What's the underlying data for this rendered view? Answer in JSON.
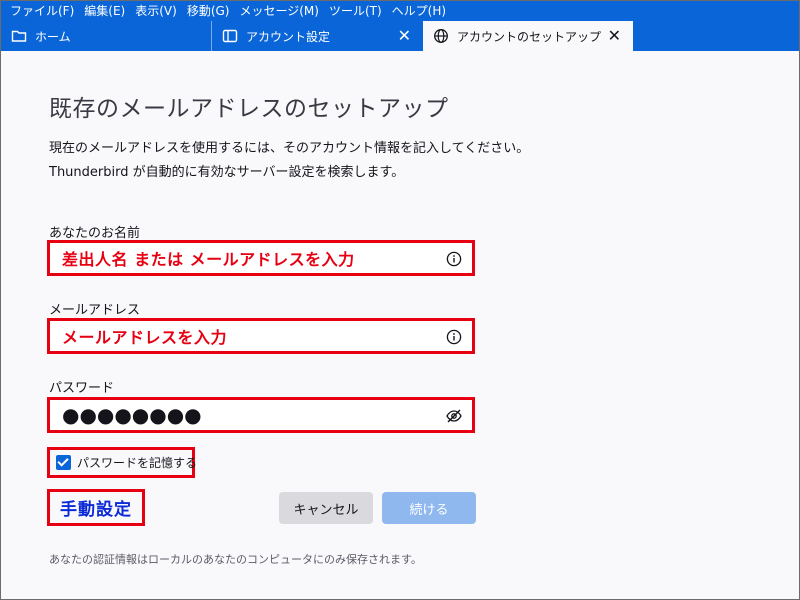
{
  "menubar": {
    "items": [
      "ファイル(F)",
      "編集(E)",
      "表示(V)",
      "移動(G)",
      "メッセージ(M)",
      "ツール(T)",
      "ヘルプ(H)"
    ]
  },
  "tabs": {
    "home": "ホーム",
    "account_settings": "アカウント設定",
    "account_setup": "アカウントのセットアップ",
    "close_glyph": "✕"
  },
  "page": {
    "title": "既存のメールアドレスのセットアップ",
    "description_line1": "現在のメールアドレスを使用するには、そのアカウント情報を記入してください。",
    "description_line2": "Thunderbird が自動的に有効なサーバー設定を検索します。"
  },
  "form": {
    "name_label": "あなたのお名前",
    "name_value": "差出人名 または メールアドレスを入力",
    "email_label": "メールアドレス",
    "email_value": "メールアドレスを入力",
    "password_label": "パスワード",
    "password_value": "●●●●●●●●",
    "remember_label": "パスワードを記憶する",
    "remember_checked": true
  },
  "actions": {
    "manual_label": "手動設定",
    "cancel_label": "キャンセル",
    "continue_label": "続ける"
  },
  "footer": {
    "note": "あなたの認証情報はローカルのあなたのコンピュータにのみ保存されます。"
  },
  "colors": {
    "accent": "#0a66d8",
    "annotation_red": "#e60012",
    "annotation_blue": "#0a2ad8"
  }
}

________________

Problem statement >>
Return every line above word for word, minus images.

Written response >>
What's the underlying data for this rendered view? Answer in JSON.
{
  "menubar": {
    "items": [
      "ファイル(F)",
      "編集(E)",
      "表示(V)",
      "移動(G)",
      "メッセージ(M)",
      "ツール(T)",
      "ヘルプ(H)"
    ]
  },
  "tabs": {
    "home": "ホーム",
    "account_settings": "アカウント設定",
    "account_setup": "アカウントのセットアップ",
    "close_glyph": "✕"
  },
  "page": {
    "title": "既存のメールアドレスのセットアップ",
    "description_line1": "現在のメールアドレスを使用するには、そのアカウント情報を記入してください。",
    "description_line2": "Thunderbird が自動的に有効なサーバー設定を検索します。"
  },
  "form": {
    "name_label": "あなたのお名前",
    "name_value": "差出人名 または メールアドレスを入力",
    "email_label": "メールアドレス",
    "email_value": "メールアドレスを入力",
    "password_label": "パスワード",
    "password_value": "●●●●●●●●",
    "remember_label": "パスワードを記憶する",
    "remember_checked": true
  },
  "actions": {
    "manual_label": "手動設定",
    "cancel_label": "キャンセル",
    "continue_label": "続ける"
  },
  "footer": {
    "note": "あなたの認証情報はローカルのあなたのコンピュータにのみ保存されます。"
  },
  "colors": {
    "accent": "#0a66d8",
    "annotation_red": "#e60012",
    "annotation_blue": "#0a2ad8"
  }
}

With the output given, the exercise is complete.